  • Gab, another far-right social networking platform, which reportedly added 600,000 new users in recent days
  • MeWe, which has been described as a kind of conservative Facebook (sorry if that sounds like a redundant phrase)
  • and Rumble, which is trying to position itself as something of a YouTube rival.

According to Apptopia data reported by Axios, other services benefiting from the conservative diaspora include the messaging service Telegram, which claims to have as many as half a billion users, has an increasing number of far-right channels and saw its downloads double in recent days. Downloads of the messaging app Signal, which Tesla CEO Elon Musk talked up on Twitter in recent days, have also spiked recently.

Andy is a reporter in Memphis who also contributes to outlets like Fast Company and The Guardian.

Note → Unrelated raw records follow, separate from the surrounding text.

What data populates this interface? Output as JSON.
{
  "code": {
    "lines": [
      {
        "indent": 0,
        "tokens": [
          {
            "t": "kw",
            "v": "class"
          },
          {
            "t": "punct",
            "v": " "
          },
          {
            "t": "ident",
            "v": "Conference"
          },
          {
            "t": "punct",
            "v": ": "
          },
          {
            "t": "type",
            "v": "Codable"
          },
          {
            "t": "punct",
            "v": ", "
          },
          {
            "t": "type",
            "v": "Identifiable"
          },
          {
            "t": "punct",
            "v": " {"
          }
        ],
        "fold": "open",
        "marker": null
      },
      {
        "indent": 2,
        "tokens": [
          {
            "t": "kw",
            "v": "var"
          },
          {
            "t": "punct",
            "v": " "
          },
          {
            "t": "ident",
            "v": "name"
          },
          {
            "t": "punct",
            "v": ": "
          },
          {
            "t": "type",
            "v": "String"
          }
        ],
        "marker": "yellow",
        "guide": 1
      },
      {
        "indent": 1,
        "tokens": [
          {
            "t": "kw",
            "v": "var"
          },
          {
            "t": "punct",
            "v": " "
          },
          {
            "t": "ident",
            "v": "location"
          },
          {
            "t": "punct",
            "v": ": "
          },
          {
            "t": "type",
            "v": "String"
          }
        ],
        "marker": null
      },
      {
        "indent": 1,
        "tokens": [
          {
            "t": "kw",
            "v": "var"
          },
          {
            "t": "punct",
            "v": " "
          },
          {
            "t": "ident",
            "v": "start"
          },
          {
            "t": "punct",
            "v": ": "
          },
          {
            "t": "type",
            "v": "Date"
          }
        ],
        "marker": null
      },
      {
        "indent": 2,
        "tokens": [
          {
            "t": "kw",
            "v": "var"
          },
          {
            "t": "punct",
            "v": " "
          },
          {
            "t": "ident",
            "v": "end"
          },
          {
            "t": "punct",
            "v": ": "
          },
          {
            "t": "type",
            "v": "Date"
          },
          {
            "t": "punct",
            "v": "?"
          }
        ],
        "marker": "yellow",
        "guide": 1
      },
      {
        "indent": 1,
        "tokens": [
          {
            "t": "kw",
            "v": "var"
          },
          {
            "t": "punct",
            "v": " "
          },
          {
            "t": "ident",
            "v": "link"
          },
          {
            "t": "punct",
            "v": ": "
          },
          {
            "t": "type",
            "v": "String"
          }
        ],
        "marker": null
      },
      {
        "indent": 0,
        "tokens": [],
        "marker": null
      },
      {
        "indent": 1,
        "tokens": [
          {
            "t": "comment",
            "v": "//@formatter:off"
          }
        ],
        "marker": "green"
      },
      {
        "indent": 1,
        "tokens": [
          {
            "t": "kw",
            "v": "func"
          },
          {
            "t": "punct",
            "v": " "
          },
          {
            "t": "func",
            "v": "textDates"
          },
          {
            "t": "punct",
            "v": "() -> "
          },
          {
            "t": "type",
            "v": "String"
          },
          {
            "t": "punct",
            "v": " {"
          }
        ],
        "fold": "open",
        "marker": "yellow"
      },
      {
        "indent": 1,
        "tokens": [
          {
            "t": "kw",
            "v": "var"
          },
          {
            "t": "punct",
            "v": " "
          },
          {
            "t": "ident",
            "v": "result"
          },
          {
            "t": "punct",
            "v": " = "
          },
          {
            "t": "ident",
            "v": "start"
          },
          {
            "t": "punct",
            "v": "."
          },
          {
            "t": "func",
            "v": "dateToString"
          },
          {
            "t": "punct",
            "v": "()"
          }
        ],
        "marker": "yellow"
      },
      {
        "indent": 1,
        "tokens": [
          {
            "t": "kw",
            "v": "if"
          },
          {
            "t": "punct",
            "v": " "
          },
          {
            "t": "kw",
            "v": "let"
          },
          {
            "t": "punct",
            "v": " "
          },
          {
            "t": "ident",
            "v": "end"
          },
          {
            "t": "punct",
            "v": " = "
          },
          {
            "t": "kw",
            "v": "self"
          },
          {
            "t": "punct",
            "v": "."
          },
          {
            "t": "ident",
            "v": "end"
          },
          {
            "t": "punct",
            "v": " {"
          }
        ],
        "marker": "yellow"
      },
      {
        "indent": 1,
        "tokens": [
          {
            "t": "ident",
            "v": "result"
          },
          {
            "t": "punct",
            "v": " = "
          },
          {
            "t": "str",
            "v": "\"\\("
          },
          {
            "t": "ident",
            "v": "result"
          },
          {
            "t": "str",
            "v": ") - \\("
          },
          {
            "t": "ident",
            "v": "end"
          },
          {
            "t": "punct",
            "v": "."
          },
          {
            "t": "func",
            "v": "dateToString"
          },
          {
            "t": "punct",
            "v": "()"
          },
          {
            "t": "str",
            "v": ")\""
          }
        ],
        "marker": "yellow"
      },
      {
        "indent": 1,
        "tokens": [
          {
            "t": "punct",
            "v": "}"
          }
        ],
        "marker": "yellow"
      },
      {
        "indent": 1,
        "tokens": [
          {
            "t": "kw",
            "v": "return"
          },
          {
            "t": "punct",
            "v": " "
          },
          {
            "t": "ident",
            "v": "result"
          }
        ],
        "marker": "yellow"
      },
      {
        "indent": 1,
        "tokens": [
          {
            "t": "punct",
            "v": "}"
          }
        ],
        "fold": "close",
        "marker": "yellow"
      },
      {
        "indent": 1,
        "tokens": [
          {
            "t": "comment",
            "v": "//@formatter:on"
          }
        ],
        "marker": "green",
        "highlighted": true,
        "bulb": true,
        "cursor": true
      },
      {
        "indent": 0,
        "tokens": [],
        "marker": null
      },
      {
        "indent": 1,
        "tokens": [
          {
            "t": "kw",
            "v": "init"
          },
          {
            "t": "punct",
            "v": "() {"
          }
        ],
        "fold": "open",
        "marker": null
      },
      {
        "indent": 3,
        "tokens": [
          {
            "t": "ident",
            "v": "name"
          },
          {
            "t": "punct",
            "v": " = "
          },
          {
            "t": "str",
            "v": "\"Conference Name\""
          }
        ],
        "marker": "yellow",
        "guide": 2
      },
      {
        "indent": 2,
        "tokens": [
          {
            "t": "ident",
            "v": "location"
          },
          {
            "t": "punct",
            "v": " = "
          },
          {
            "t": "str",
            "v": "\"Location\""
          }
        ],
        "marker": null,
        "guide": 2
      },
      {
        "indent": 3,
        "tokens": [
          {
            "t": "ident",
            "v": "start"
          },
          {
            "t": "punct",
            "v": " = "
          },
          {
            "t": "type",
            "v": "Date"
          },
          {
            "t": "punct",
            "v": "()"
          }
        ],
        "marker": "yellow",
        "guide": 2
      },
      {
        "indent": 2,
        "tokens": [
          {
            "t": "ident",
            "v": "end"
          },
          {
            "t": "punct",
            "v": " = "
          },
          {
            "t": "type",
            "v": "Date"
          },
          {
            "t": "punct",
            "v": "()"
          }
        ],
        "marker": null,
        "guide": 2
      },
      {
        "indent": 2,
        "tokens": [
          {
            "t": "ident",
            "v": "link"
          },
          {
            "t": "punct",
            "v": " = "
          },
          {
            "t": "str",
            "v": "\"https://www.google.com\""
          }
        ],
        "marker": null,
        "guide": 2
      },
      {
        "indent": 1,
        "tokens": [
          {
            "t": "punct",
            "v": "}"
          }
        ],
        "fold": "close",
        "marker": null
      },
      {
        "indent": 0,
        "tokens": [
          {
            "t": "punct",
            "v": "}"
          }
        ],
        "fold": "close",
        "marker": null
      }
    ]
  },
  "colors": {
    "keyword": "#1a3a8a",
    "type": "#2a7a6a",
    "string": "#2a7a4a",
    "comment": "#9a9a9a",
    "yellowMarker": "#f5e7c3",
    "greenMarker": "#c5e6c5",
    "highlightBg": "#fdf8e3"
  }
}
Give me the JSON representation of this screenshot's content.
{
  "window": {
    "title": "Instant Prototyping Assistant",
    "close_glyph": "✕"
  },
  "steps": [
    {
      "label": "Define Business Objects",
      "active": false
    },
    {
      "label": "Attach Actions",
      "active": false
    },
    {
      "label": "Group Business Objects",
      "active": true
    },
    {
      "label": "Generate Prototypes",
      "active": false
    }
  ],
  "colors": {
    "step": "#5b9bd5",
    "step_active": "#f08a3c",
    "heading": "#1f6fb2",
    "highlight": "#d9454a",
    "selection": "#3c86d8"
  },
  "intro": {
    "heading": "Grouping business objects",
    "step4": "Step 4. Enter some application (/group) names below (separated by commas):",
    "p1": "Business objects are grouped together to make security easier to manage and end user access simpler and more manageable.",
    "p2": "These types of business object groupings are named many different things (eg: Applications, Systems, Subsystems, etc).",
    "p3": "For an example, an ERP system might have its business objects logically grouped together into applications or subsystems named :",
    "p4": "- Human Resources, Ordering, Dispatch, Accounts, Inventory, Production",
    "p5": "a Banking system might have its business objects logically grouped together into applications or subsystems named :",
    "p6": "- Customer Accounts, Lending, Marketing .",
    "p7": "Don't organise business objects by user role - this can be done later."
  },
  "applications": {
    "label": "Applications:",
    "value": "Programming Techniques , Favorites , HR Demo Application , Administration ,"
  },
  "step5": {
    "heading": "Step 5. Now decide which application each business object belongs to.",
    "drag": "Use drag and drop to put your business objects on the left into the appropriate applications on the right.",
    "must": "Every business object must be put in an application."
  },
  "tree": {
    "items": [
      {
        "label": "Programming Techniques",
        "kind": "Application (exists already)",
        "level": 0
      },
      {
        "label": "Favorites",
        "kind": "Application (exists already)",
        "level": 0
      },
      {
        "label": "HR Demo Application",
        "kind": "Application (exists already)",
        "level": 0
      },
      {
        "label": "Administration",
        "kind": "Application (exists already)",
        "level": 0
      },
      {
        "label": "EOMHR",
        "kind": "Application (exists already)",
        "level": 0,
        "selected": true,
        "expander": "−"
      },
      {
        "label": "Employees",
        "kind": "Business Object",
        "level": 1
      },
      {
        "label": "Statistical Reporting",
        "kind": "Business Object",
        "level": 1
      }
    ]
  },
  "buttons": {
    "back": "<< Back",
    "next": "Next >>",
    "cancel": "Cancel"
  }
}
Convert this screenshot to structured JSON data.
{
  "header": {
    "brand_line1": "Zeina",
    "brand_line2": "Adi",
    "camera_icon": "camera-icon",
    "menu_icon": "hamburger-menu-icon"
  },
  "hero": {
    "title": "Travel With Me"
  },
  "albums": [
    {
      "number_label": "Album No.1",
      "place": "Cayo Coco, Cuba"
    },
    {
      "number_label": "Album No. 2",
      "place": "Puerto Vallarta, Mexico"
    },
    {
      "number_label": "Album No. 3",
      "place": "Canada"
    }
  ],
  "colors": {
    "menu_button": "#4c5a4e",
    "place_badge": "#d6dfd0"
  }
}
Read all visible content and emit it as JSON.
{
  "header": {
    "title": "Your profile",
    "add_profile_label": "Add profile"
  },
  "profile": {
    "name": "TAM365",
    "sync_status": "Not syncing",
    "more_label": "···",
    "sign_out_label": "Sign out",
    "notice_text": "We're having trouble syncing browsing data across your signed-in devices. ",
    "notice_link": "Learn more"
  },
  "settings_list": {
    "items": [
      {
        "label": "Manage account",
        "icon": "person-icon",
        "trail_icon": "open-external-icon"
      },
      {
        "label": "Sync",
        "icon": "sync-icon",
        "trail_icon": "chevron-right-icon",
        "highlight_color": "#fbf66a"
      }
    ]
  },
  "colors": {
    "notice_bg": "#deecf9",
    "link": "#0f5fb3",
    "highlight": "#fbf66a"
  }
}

When he’s not writing about technology, he can be found hunched protectively over his burgeoning collection of vinyl, as well as nursing his Whovianism and bingeing on a variety of TV shows you probably don’t like.